GIVEN INFORMATION:

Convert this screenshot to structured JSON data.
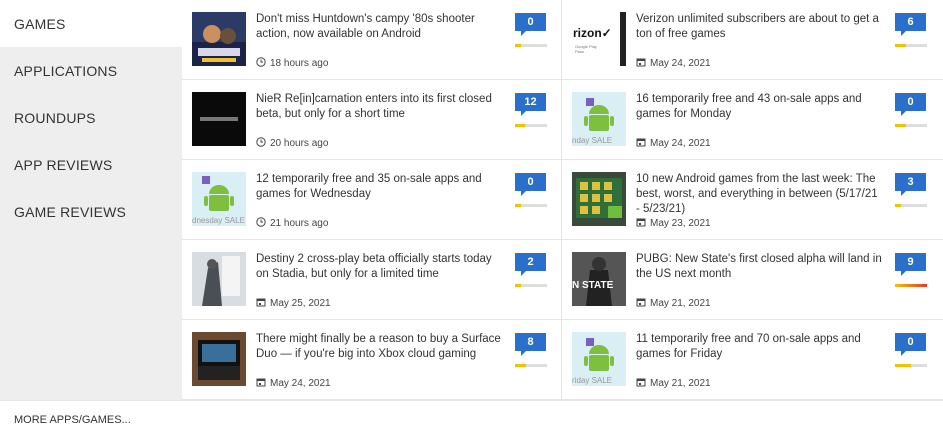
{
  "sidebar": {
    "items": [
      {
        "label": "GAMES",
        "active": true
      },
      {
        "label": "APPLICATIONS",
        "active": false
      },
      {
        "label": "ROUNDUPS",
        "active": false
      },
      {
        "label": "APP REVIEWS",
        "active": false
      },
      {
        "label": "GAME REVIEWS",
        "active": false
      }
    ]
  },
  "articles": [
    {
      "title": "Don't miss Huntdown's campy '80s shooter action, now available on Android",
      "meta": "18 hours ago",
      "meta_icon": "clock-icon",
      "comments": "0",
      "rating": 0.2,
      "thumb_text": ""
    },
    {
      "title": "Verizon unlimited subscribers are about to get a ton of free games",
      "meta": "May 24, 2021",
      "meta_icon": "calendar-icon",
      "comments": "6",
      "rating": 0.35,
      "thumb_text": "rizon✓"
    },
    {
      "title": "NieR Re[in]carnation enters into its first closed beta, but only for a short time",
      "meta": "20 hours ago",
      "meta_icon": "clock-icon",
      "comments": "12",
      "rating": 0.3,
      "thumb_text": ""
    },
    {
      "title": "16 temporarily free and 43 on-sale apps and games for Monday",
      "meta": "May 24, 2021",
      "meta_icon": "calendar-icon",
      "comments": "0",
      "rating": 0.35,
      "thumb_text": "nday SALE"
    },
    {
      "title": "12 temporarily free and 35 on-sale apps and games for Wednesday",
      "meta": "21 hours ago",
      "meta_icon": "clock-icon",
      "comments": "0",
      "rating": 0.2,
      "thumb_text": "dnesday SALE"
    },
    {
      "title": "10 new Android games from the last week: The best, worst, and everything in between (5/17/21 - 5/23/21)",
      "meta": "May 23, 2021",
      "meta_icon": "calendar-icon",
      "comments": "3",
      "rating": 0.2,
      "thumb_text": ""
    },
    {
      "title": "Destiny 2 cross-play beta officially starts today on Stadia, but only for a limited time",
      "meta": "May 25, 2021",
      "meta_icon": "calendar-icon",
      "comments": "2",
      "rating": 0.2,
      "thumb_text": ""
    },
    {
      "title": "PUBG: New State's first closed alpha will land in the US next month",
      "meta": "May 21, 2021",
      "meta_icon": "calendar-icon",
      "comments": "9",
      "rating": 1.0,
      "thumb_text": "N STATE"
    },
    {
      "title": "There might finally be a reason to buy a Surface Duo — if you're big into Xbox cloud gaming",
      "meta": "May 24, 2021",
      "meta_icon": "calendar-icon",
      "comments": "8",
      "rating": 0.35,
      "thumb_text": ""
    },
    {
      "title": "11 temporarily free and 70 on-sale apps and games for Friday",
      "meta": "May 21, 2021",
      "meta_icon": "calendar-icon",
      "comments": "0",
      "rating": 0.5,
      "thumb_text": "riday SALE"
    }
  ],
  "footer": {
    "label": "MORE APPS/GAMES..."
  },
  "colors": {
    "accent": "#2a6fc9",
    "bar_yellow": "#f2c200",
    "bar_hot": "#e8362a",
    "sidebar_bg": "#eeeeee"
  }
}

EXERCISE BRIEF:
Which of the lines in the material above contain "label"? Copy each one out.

RESPONSE:
        "label": "GAMES",
        "label": "APPLICATIONS",
        "label": "ROUNDUPS",
        "label": "APP REVIEWS",
        "label": "GAME REVIEWS",
    "label": "MORE APPS/GAMES..."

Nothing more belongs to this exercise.